13. ^ "Whistle-Blower Sues Alaska Airlines." Associated Press at the Los Angeles Times. September 24, 2000. Retrieved March 28, 2015.
14. ^ Song, Kyung M. "Alaska Airlines copes with 'saddest, most tragic day'." The Seattle Times. Wednesday, February 2, 2000. Retrieved December 17, 2009.
15. ^ "Port Hueneme, CA - Official Website - Alaska Air Flight 261 Memorial Sundial". www.ci.port-hueneme.ca.us. Port Hueneme, CA. Retrieved 14 May 2016.
16. ^ Denn, Rebekah. "Memorials quieter today, but Flight 261 grief still hurts." Seattle Post-Intelligencer. Thursday, January 31, 2002. Retrieved February 23, 2009.
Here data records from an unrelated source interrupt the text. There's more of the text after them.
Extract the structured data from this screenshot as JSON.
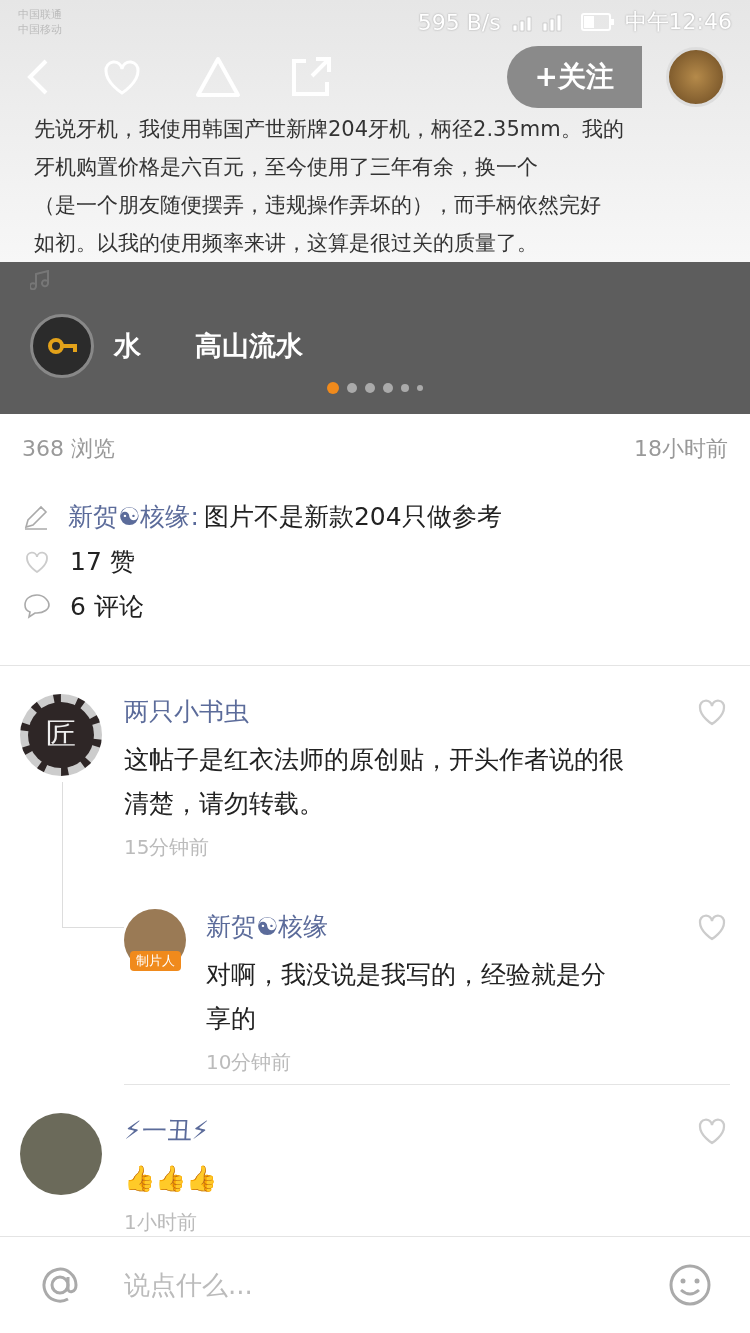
{
  "status_bar": {
    "carriers": [
      "中国联通",
      "中国移动"
    ],
    "speed": "595 B/s",
    "time": "中午12:46"
  },
  "nav": {
    "follow": "+关注"
  },
  "article": {
    "lines": [
      "先说牙机，我使用韩国产世新牌204牙机，柄径2.35mm。我的",
      "牙机购置价格是六百元，至今使用了三年有余，换一个",
      "（是一个朋友随便摆弄，违规操作弄坏的），而手柄依然完好",
      "如初。以我的使用频率来讲，这算是很过关的质量了。"
    ]
  },
  "music": {
    "title_tail": "水",
    "title": "高山流水",
    "dots": [
      {
        "selected": true
      },
      {
        "selected": false
      },
      {
        "selected": false
      },
      {
        "selected": false
      },
      {
        "selected": false
      },
      {
        "selected": false
      }
    ]
  },
  "stats": {
    "views": "368 浏览",
    "time": "18小时前"
  },
  "caption": {
    "author": "新贺☯核缘:",
    "text": "图片不是新款204只做参考"
  },
  "likes": "17 赞",
  "comments_count": "6 评论",
  "comments": [
    {
      "avatar": {
        "kind": "gear",
        "text": "匠"
      },
      "name": "两只小书虫",
      "text": "这帖子是红衣法师的原创贴，开头作者说的很清楚，请勿转载。",
      "time": "15分钟前",
      "replies": [
        {
          "avatar": {
            "kind": "badge",
            "text": "制片人"
          },
          "name": "新贺☯核缘",
          "text": "对啊，我没说是我写的，经验就是分享的",
          "time": "10分钟前"
        }
      ]
    },
    {
      "avatar": {
        "kind": "photo"
      },
      "name": "⚡一丑⚡",
      "text": "👍👍👍",
      "time": "1小时前"
    }
  ],
  "input": {
    "placeholder": "说点什么..."
  }
}
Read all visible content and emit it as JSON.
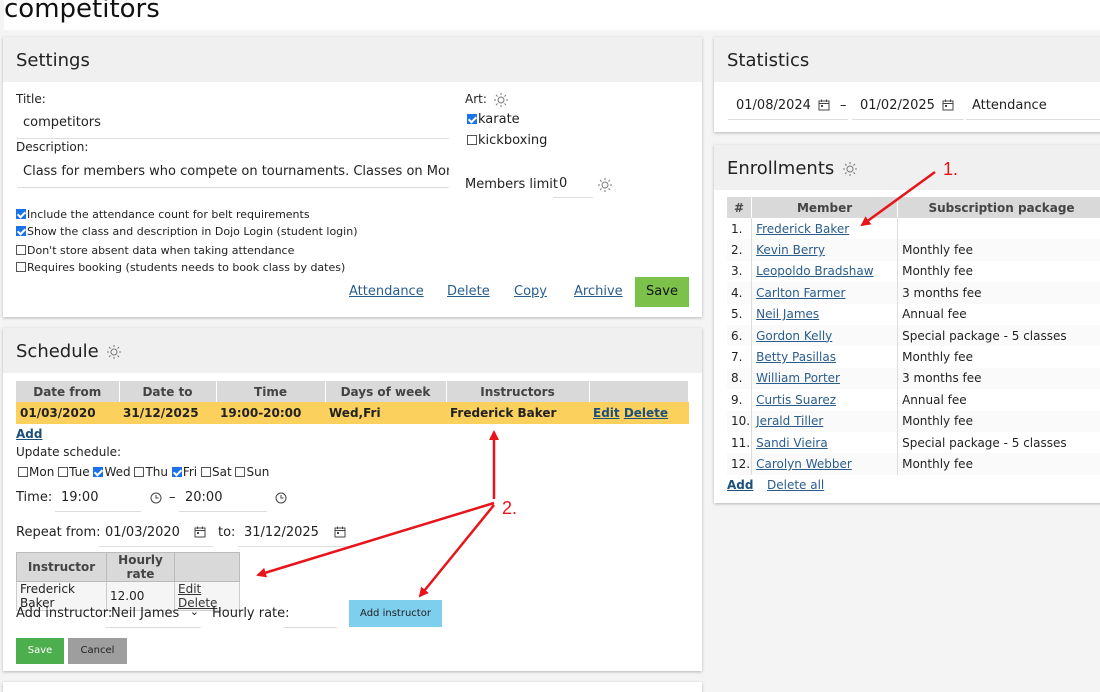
{
  "page": {
    "title": "competitors"
  },
  "settings": {
    "heading": "Settings",
    "title_label": "Title:",
    "title_value": "competitors",
    "description_label": "Description:",
    "description_value": "Class for members who compete on tournaments. Classes on Monday",
    "art_label": "Art:",
    "arts": [
      {
        "label": "karate",
        "checked": true
      },
      {
        "label": "kickboxing",
        "checked": false
      }
    ],
    "members_limit_label": "Members limit",
    "members_limit_value": "0",
    "options": [
      {
        "label": "Include the attendance count for belt requirements",
        "checked": true
      },
      {
        "label": "Show the class and description in Dojo Login (student login)",
        "checked": true
      },
      {
        "label": "Don't store absent data when taking attendance",
        "checked": false
      },
      {
        "label": "Requires booking (students needs to book class by dates)",
        "checked": false
      }
    ],
    "links": {
      "attendance": "Attendance",
      "delete": "Delete",
      "copy": "Copy",
      "archive": "Archive"
    },
    "save_label": "Save"
  },
  "schedule": {
    "heading": "Schedule",
    "columns": [
      "Date from",
      "Date to",
      "Time",
      "Days of week",
      "Instructors",
      ""
    ],
    "row": {
      "date_from": "01/03/2020",
      "date_to": "31/12/2025",
      "time": "19:00-20:00",
      "days": "Wed,Fri",
      "instructors": "Frederick Baker",
      "edit": "Edit",
      "delete": "Delete"
    },
    "add_label": "Add",
    "update_label": "Update schedule:",
    "days": [
      {
        "label": "Mon",
        "checked": false
      },
      {
        "label": "Tue",
        "checked": false
      },
      {
        "label": "Wed",
        "checked": true
      },
      {
        "label": "Thu",
        "checked": false
      },
      {
        "label": "Fri",
        "checked": true
      },
      {
        "label": "Sat",
        "checked": false
      },
      {
        "label": "Sun",
        "checked": false
      }
    ],
    "time_label": "Time:",
    "time_from": "19:00",
    "time_to": "20:00",
    "dash": "–",
    "repeat_label": "Repeat from:",
    "repeat_from": "01/03/2020",
    "to_label": "to:",
    "repeat_to": "31/12/2025",
    "inst_columns": [
      "Instructor",
      "Hourly rate",
      ""
    ],
    "inst_row": {
      "name": "Frederick Baker",
      "rate": "12.00",
      "edit": "Edit",
      "delete": "Delete"
    },
    "add_instructor_label": "Add instructor:",
    "add_instructor_value": "Neil James",
    "hourly_rate_label": "Hourly rate:",
    "add_instructor_button": "Add instructor",
    "save_label": "Save",
    "cancel_label": "Cancel"
  },
  "statistics": {
    "heading": "Statistics",
    "date_from": "01/08/2024",
    "date_to": "01/02/2025",
    "dash": "–",
    "type": "Attendance"
  },
  "enrollments": {
    "heading": "Enrollments",
    "columns": [
      "#",
      "Member",
      "Subscription package"
    ],
    "rows": [
      {
        "n": "1.",
        "member": "Frederick Baker",
        "package": ""
      },
      {
        "n": "2.",
        "member": "Kevin Berry",
        "package": "Monthly fee"
      },
      {
        "n": "3.",
        "member": "Leopoldo Bradshaw",
        "package": "Monthly fee"
      },
      {
        "n": "4.",
        "member": "Carlton Farmer",
        "package": "3 months fee"
      },
      {
        "n": "5.",
        "member": "Neil James",
        "package": "Annual fee"
      },
      {
        "n": "6.",
        "member": "Gordon Kelly",
        "package": "Special package - 5 classes"
      },
      {
        "n": "7.",
        "member": "Betty Pasillas",
        "package": "Monthly fee"
      },
      {
        "n": "8.",
        "member": "William Porter",
        "package": "3 months fee"
      },
      {
        "n": "9.",
        "member": "Curtis Suarez",
        "package": "Annual fee"
      },
      {
        "n": "10.",
        "member": "Jerald Tiller",
        "package": "Monthly fee"
      },
      {
        "n": "11.",
        "member": "Sandi Vieira",
        "package": "Special package - 5 classes"
      },
      {
        "n": "12.",
        "member": "Carolyn Webber",
        "package": "Monthly fee"
      }
    ],
    "add_label": "Add",
    "delete_all_label": "Delete all"
  },
  "annotations": {
    "one": "1.",
    "two": "2."
  },
  "colors": {
    "highlight": "#fbd05d",
    "save": "#7cc14a",
    "add_instructor": "#7ecfee",
    "arrow": "#e8141b",
    "link": "#2a5d8c"
  }
}
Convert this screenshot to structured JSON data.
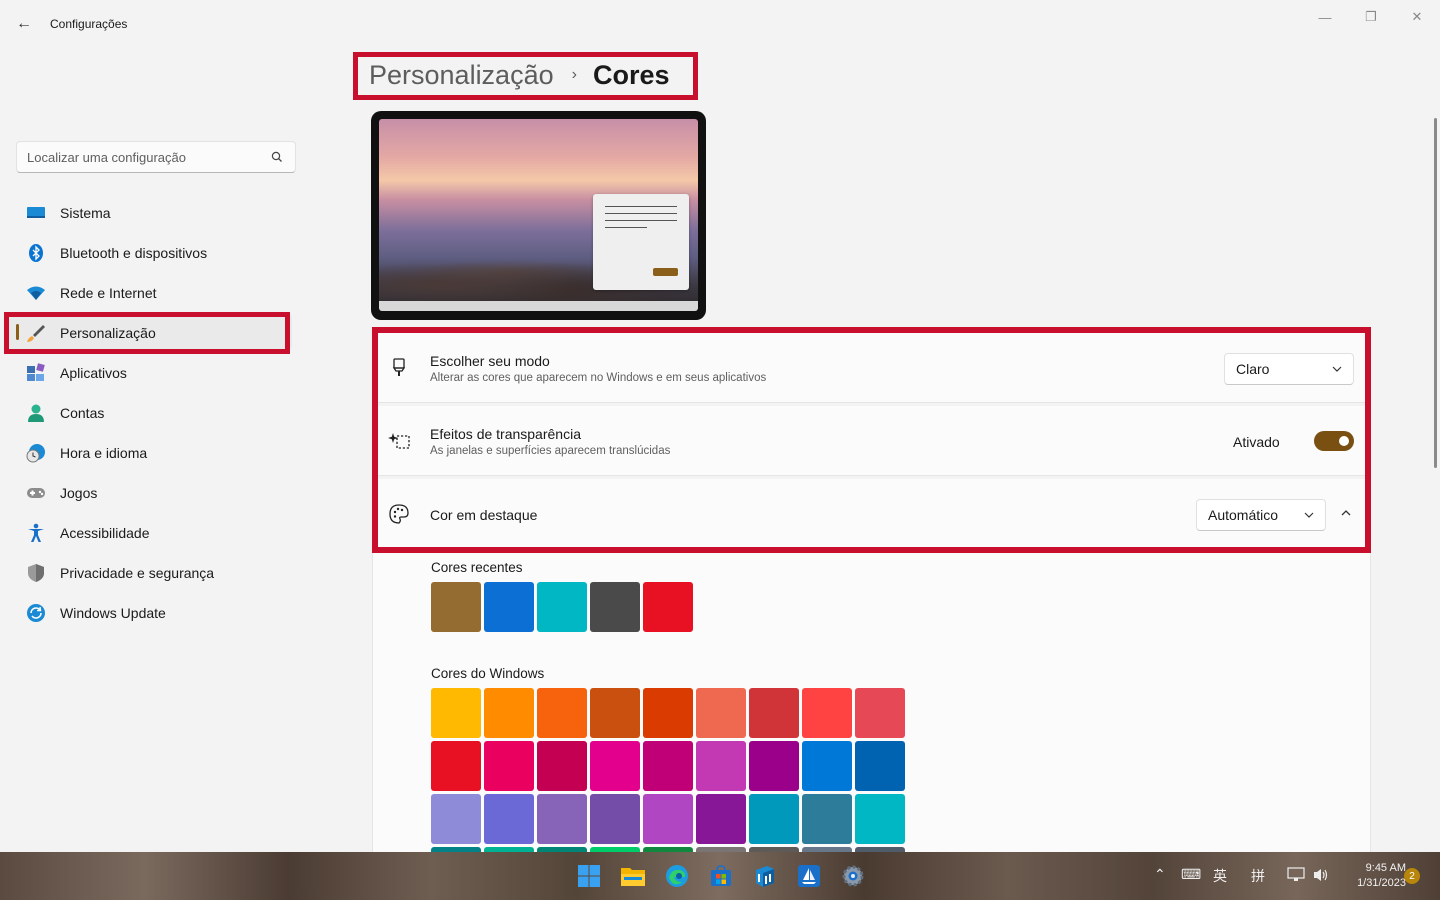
{
  "window": {
    "title": "Configurações",
    "back_glyph": "←",
    "minimize_glyph": "—",
    "maximize_glyph": "❐",
    "close_glyph": "✕"
  },
  "search": {
    "placeholder": "Localizar uma configuração"
  },
  "sidebar": {
    "items": [
      {
        "label": "Sistema",
        "icon": "monitor-icon"
      },
      {
        "label": "Bluetooth e dispositivos",
        "icon": "bluetooth-icon"
      },
      {
        "label": "Rede e Internet",
        "icon": "wifi-icon"
      },
      {
        "label": "Personalização",
        "icon": "brush-icon",
        "active": true
      },
      {
        "label": "Aplicativos",
        "icon": "apps-icon"
      },
      {
        "label": "Contas",
        "icon": "person-icon"
      },
      {
        "label": "Hora e idioma",
        "icon": "clock-globe-icon"
      },
      {
        "label": "Jogos",
        "icon": "gamepad-icon"
      },
      {
        "label": "Acessibilidade",
        "icon": "accessibility-icon"
      },
      {
        "label": "Privacidade e segurança",
        "icon": "shield-icon"
      },
      {
        "label": "Windows Update",
        "icon": "update-icon"
      }
    ]
  },
  "breadcrumb": {
    "parent": "Personalização",
    "separator": "›",
    "current": "Cores"
  },
  "settings": {
    "mode": {
      "title": "Escolher seu modo",
      "description": "Alterar as cores que aparecem no Windows e em seus aplicativos",
      "value": "Claro"
    },
    "transparency": {
      "title": "Efeitos de transparência",
      "description": "As janelas e superfícies aparecem translúcidas",
      "state_label": "Ativado",
      "on": true
    },
    "accent": {
      "title": "Cor em destaque",
      "value": "Automático",
      "expanded": true
    }
  },
  "recent_colors": {
    "label": "Cores recentes",
    "colors": [
      "#946b30",
      "#0b6fd4",
      "#00b7c3",
      "#4a4a4a",
      "#e81123"
    ]
  },
  "windows_colors": {
    "label": "Cores do Windows",
    "rows": [
      [
        "#ffb900",
        "#ff8c00",
        "#f7630c",
        "#ca5010",
        "#da3b01",
        "#ef6950",
        "#d13438",
        "#ff4343",
        "#e74856"
      ],
      [
        "#e81123",
        "#ea005e",
        "#c30052",
        "#e3008c",
        "#bf0077",
        "#c239b3",
        "#9a0089",
        "#0078d7",
        "#0063b1"
      ],
      [
        "#8e8cd8",
        "#6b69d6",
        "#8764b8",
        "#744da9",
        "#b146c2",
        "#881798",
        "#0099bc",
        "#2d7d9a",
        "#00b7c3"
      ],
      [
        "#038387",
        "#00b294",
        "#018574",
        "#00cc6a",
        "#10893e",
        "#7a7574",
        "#5d5a58",
        "#68768a",
        "#515c6b"
      ]
    ]
  },
  "taskbar": {
    "apps": [
      "start-icon",
      "file-explorer-icon",
      "edge-icon",
      "store-icon",
      "network-app-icon",
      "sailboat-app-icon",
      "settings-icon"
    ],
    "tray": {
      "chevron": "⌃",
      "keyboard": "⌨",
      "ime_mode": "英",
      "ime_name": "拼"
    },
    "time": "9:45 AM",
    "date": "1/31/2023",
    "notifications": "2"
  }
}
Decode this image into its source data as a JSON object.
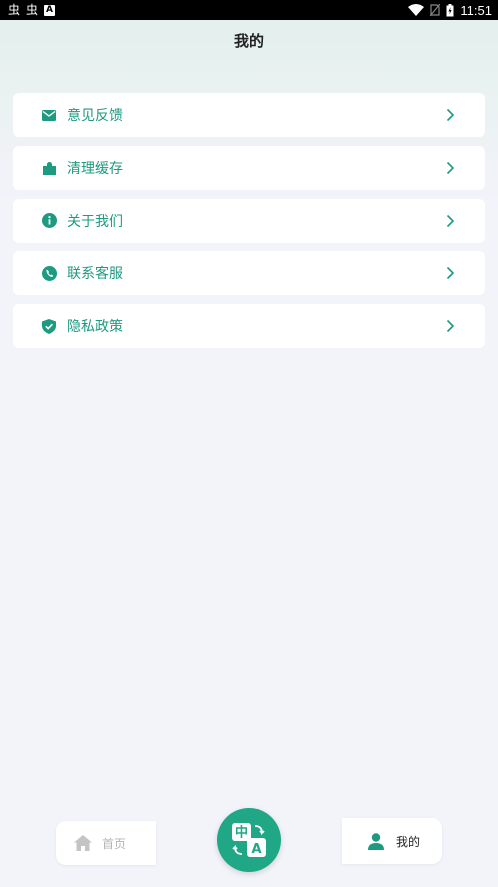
{
  "status_bar": {
    "left_icons": [
      "notification-icon",
      "notification-icon",
      "accessibility-icon"
    ],
    "glyph_1": "虫",
    "glyph_2": "虫",
    "box_letter": "A",
    "time": "11:51"
  },
  "header": {
    "title": "我的"
  },
  "menu": {
    "items": [
      {
        "label": "意见反馈",
        "icon": "mail-icon"
      },
      {
        "label": "清理缓存",
        "icon": "puzzle-icon"
      },
      {
        "label": "关于我们",
        "icon": "info-icon"
      },
      {
        "label": "联系客服",
        "icon": "phone-icon"
      },
      {
        "label": "隐私政策",
        "icon": "shield-check-icon"
      }
    ]
  },
  "tabbar": {
    "home_label": "首页",
    "mine_label": "我的",
    "fab_top_text": "中",
    "fab_bottom_text": "A"
  },
  "colors": {
    "accent": "#1e9a80",
    "fab": "#1fa786",
    "background": "#f3f3fa"
  }
}
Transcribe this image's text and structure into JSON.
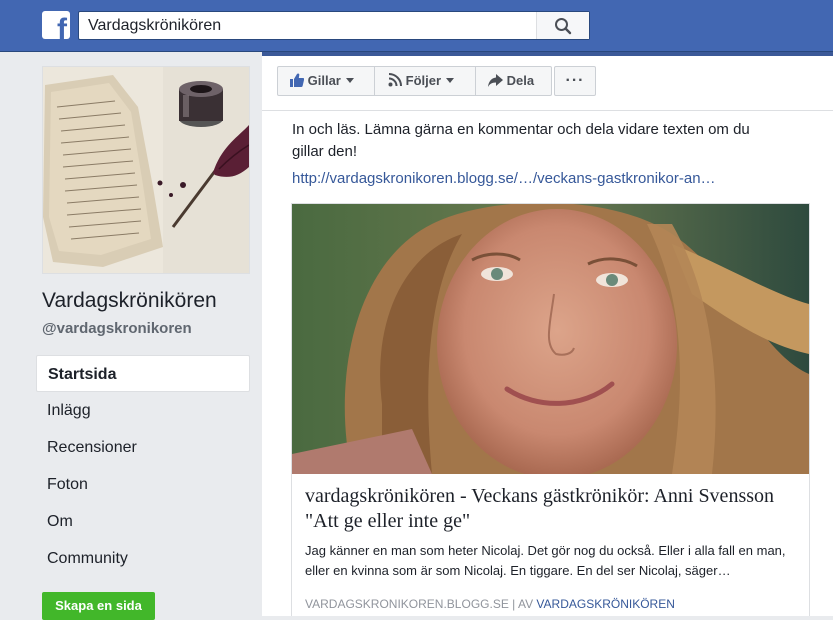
{
  "topbar": {
    "logo_letter": "f",
    "search_value": "Vardagskrönikören"
  },
  "page": {
    "name": "Vardagskrönikören",
    "handle": "@vardagskronikoren"
  },
  "nav": {
    "items": [
      {
        "label": "Startsida"
      },
      {
        "label": "Inlägg"
      },
      {
        "label": "Recensioner"
      },
      {
        "label": "Foton"
      },
      {
        "label": "Om"
      },
      {
        "label": "Community"
      }
    ],
    "create_page_label": "Skapa en sida"
  },
  "actions": {
    "like_label": "Gillar",
    "follow_label": "Följer",
    "share_label": "Dela",
    "more_label": "···"
  },
  "post": {
    "text": "In och läs. Lämna gärna en kommentar och dela vidare texten om du gillar den!",
    "link": "http://vardagskronikoren.blogg.se/…/veckans-gastkronikor-an…",
    "preview": {
      "title": "vardagskrönikören - Veckans gästkrönikör: Anni Svensson \"Att ge eller inte ge\"",
      "description": "Jag känner en man som heter Nicolaj. Det gör nog du också. Eller i alla fall en man, eller en kvinna som är som Nicolaj. En tiggare. En del ser Nicolaj, säger…",
      "source_domain": "VARDAGSKRONIKOREN.BLOGG.SE",
      "source_separator": " | AV ",
      "source_author": "VARDAGSKRÖNIKÖREN"
    }
  },
  "colors": {
    "topbar": "#4267b2",
    "link": "#365899",
    "create_button": "#42b72a",
    "background": "#e9ebee"
  },
  "icons": [
    "facebook-logo-icon",
    "search-icon",
    "thumbs-up-icon",
    "rss-follow-icon",
    "share-arrow-icon",
    "more-dots-icon"
  ]
}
17. ^ Porterfield, Elaine and Hector Castro. "Pilots honored for heroism during crisis." Seattle Post-Intelligencer. Thursday, February 1, 2001. Retrieved February 23, 2009.
18. ^ Kravets, David. "All but one suit settled in Flight 261 crash." Associated Press at Seattle Post-Intelligencer. Friday, July 4, 2003. Retrieved December 17, 2009.
19. ^ Hatcher, Candy. "Quest for truth proves lawyer's integrity." Seattle Post-Intelligencer. Wednesday, August 22, 2001. Retrieved February 23, 2009.
20. ^ "Ted Thompson/Bill Tansky Scholarship Fund." Alaska Airlines. Retrieved February 23, 2009.
21. ^ Jamieson, Robert L. "Seattle still struggling to make sense of the Flight 261 tragedy." Seattle Post-Intelligencer. Tuesday, February 8, 2000. Retrieved November 23, 2009.
22. ^ Harrell, Debera Carlton. "Hay school family' remembers its own." Seattle Post-Intelligencer. Friday, February 11, 2001. Retrieved December 17, 2009.
23. ^ Official John Hay Elementary Web Site. "[1]." Retrieved on November 15, 2010.
24. ^ Denn, Rebekah. "A park from Rachel, with love." Seattle Post-Intelligencer. Wednesday, January 31, 2001.
25. ^ "Nigerian Advance Fee Scam Customized for Alaska: Morris Thompson variation could be taste of ploys to come." State of Alaska Department of Law. December 13, 2005. Retrieved February 23, 2009.
26. ^ Le, Phuong Cat. "Latest e-mail uses Alaska Airlines crash victims to scam." Seattle Post-Intelligencer. November 9, 2007. Retrieved February 23, 2009.
27. ^ "Seven Mile Lake (Hardcover)." Amazon.com. Retrieved October 31, 2008.
28. ^ "Names of those aboard Alaska Airlines Flight 261." CNN. February 4, 2000. Retrieved December 17, 2009.
29. ^ a b c d "The Lives That Were Lost." CBS News. 2000. Retrieved November 23, 2009.
30. ^ Horn, John (October 21, 2012). "How the movie 'Flight' became airborne". Los Angeles Times. Retrieved October 23, 2012.